Gary Gensler, chairman of the commission, cited the losses incurred at a JPMorgan office in London to argue for tighter regulation of trading in derivatives — and against carving out a loophole for foreign affiliates of U.S. firms.
Both the 2008 financial crisis and the recent trouble “strongly suggest this would be a retreat from much-needed reform,” Gensler said of the offshore exception in written testimony to the Senate banking committee.
The blowup at JPMorgan Chase hit as regulators struggle to write detailed rules to put in place the two-year-old Dodd-Frank Act, which was passed in response to the financial crisis.
Some rules would restrict financial bets by banks that are federally insured, and others would govern historically unregulated instruments known as derivatives that contributed to the crisis.
Alluding to lobbying by the financial industry, Gensler said regulators have been told that “if a transaction is done offshore, it should not come under Dodd-Frank.”
The embarrassment at the big bank has the potential to influence regulators decisions.

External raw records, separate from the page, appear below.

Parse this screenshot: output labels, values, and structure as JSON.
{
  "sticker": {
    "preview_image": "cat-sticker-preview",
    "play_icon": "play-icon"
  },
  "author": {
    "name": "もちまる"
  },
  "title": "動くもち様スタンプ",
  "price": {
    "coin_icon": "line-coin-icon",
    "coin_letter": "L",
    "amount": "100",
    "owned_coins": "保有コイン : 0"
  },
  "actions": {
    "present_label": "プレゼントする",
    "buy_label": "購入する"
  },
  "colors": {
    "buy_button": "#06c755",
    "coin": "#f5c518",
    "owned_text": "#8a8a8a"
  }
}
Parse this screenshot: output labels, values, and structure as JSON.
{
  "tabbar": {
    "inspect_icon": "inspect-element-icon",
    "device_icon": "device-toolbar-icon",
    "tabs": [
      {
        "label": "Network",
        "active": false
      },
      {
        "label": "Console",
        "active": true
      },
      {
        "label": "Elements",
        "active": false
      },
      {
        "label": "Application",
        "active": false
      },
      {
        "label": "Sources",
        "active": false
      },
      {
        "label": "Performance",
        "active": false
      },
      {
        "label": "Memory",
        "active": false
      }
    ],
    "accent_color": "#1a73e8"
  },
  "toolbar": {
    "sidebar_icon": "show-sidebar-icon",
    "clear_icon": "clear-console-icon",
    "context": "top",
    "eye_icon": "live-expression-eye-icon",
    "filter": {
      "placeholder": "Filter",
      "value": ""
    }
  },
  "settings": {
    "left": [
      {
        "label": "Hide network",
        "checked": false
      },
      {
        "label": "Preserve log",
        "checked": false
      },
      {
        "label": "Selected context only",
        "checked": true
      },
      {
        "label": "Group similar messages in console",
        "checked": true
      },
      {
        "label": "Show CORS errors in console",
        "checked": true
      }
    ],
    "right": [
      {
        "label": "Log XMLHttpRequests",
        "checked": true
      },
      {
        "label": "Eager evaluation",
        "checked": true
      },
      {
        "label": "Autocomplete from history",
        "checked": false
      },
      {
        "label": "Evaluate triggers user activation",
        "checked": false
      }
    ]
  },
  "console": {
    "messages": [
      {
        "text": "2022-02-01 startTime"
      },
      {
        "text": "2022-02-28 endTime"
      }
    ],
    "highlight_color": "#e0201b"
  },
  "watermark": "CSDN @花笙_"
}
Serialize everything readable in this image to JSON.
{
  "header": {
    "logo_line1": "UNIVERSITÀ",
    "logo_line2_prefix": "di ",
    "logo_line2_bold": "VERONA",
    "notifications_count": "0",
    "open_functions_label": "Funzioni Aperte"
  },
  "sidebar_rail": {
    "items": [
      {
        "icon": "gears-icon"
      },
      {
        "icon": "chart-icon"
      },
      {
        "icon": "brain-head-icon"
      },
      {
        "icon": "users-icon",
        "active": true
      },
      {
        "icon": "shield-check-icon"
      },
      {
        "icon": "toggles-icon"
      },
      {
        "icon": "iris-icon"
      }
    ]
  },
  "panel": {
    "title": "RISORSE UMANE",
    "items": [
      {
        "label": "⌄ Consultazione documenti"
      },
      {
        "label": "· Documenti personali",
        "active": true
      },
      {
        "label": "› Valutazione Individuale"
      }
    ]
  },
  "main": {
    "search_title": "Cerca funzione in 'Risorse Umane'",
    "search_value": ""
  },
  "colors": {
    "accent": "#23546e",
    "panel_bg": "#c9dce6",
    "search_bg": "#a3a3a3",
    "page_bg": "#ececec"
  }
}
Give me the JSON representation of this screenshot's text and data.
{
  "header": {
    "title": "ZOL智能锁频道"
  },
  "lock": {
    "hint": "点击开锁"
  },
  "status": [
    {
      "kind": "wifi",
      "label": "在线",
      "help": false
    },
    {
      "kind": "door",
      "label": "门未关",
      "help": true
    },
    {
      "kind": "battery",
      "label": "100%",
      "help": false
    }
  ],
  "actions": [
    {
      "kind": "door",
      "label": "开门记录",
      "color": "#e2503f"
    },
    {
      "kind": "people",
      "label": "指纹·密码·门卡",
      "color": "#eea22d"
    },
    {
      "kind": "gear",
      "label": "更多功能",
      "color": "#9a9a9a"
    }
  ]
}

“I think it’s a good reminder that risks in London can come back here, and we can’t have the U.S. taxpayer stand behind them,” Gensler told lawmakers.

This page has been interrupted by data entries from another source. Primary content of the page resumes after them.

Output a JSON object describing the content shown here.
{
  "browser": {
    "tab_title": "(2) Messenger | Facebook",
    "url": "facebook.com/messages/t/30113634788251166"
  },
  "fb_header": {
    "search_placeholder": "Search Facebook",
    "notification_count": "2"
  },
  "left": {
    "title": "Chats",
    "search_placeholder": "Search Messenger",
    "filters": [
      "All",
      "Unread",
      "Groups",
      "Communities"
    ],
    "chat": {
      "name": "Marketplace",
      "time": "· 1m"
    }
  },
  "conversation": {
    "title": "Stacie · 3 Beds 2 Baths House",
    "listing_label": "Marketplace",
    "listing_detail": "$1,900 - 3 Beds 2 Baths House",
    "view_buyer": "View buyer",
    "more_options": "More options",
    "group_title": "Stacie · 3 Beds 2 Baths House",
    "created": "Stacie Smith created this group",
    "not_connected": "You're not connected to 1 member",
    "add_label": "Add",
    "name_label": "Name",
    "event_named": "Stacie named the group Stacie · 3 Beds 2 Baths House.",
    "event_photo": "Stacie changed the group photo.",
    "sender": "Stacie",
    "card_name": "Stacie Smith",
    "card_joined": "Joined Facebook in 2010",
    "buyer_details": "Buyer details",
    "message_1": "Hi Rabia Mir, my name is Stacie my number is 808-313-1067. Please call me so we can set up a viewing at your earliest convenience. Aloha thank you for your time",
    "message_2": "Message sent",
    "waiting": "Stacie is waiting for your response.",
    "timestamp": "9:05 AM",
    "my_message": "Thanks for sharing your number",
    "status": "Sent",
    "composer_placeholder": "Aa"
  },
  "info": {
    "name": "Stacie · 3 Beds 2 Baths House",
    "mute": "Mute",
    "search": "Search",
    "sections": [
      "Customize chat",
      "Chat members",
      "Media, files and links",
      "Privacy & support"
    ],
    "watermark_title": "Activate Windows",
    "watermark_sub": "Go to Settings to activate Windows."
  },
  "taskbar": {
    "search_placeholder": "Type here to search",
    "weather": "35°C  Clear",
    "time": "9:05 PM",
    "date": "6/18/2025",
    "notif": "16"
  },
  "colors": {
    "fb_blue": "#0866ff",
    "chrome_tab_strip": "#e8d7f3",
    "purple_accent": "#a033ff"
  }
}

“When one affiliate of a large, international financial group has problems, it’s accepted in the markets that this will infect the rest of the group,” he said in written remarks.
The Senate panel, which convened the hearing on regulation of derivatives, is planning another hearing with JPMorgan Chase chief executive Jamie Dimon.
Sen. Tim Johnson (D-S.D.), the committee’s chairman, called the bank’s massive loss “a wake-up call for many opponents of Wall Street reform.”
The trading commission’s probe of JPMorgan focuses on credit derivatives traded by the firm’s chief investment office, Gensler said. Securities and Exchange Commission Chairman Mary Schapiro told the panel that the agency is investigating the accuracy of the firm’s financial disclosures.
The hearing spotlighted another potential loophole.
Business groups have argued that companies should get a break from restrictions where they are using derivatives to hedge against particular business risks rather than to make speculative investments. Regulators said they are trying to draw a line between the two activities.